* _ASSIGNMENT_
The answer must consist of every line from the entries that holds the word "krolikowski".

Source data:
□ □ □ □
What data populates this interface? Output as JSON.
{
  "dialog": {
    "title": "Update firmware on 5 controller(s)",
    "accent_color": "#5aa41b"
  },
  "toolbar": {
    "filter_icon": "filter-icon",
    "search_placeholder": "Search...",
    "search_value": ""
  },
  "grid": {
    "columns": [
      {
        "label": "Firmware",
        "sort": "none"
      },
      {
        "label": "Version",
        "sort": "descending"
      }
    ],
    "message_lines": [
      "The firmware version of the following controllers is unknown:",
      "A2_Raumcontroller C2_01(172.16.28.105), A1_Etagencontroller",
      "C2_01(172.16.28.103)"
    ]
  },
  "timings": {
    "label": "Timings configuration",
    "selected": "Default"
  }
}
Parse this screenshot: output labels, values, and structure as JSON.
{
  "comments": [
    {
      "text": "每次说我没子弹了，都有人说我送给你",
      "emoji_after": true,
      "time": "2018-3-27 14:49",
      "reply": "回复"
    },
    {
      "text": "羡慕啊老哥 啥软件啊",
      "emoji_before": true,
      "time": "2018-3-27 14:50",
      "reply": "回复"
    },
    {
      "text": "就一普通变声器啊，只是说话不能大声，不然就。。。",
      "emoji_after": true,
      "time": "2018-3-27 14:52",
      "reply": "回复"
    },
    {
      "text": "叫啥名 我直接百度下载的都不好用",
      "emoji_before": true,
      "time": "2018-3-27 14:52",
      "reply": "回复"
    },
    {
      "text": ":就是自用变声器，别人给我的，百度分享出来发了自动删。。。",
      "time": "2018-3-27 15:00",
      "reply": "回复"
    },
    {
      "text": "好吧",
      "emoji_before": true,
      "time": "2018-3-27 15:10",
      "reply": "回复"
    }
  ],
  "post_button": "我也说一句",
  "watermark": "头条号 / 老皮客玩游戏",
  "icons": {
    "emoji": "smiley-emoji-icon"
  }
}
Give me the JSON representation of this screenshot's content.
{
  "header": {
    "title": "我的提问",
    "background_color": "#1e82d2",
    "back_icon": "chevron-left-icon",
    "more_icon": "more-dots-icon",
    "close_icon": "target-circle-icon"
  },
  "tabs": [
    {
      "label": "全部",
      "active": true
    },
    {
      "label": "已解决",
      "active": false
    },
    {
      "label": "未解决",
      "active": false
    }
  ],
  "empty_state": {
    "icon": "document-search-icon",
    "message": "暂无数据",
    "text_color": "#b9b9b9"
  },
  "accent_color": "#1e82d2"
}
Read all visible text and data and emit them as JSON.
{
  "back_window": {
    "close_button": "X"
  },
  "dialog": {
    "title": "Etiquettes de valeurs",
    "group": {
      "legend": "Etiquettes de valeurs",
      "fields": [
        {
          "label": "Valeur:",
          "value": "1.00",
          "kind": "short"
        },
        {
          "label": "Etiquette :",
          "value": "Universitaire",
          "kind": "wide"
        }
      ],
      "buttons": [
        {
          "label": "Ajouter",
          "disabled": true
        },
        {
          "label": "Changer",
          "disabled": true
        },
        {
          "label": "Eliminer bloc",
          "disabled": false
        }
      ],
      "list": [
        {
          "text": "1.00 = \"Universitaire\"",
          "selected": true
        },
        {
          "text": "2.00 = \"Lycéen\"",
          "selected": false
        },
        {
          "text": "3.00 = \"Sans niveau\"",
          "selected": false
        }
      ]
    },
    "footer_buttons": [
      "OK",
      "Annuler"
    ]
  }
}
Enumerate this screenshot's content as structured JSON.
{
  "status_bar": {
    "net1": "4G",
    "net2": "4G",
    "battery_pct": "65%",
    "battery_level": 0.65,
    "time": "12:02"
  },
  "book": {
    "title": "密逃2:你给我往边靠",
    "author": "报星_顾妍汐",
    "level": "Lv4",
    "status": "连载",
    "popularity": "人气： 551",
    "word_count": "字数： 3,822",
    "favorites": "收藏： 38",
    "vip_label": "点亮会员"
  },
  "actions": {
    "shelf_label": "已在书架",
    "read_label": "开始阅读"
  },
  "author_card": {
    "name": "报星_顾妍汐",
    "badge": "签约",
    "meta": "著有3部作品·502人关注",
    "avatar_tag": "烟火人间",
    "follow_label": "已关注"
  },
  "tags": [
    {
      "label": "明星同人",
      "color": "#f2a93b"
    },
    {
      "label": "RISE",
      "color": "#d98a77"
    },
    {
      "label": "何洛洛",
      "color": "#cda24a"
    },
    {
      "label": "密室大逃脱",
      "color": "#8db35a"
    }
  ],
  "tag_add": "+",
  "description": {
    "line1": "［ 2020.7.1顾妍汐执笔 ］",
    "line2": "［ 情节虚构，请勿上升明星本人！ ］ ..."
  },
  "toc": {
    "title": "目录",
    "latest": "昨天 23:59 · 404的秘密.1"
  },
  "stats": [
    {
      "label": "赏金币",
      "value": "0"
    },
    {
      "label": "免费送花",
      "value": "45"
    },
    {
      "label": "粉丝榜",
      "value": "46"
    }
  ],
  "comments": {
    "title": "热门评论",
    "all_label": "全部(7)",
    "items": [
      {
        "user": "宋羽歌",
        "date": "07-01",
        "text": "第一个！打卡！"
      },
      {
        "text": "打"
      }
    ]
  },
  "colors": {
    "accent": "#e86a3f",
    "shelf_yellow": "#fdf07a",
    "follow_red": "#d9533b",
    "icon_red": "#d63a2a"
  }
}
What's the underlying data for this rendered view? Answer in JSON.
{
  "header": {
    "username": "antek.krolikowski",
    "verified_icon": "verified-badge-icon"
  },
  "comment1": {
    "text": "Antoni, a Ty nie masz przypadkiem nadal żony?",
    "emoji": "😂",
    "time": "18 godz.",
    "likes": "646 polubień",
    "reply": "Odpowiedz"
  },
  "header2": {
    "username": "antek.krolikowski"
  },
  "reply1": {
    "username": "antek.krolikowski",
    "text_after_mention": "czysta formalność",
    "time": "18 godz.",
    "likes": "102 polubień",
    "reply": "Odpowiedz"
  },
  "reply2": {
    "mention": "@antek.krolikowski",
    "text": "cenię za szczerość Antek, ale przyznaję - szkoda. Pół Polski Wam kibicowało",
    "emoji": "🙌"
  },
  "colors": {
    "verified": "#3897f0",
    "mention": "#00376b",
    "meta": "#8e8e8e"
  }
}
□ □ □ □
* _YOUR RESPONSE_
    "username": "antek.krolikowski",
    "username": "antek.krolikowski"
    "username": "antek.krolikowski",
    "mention": "@antek.krolikowski",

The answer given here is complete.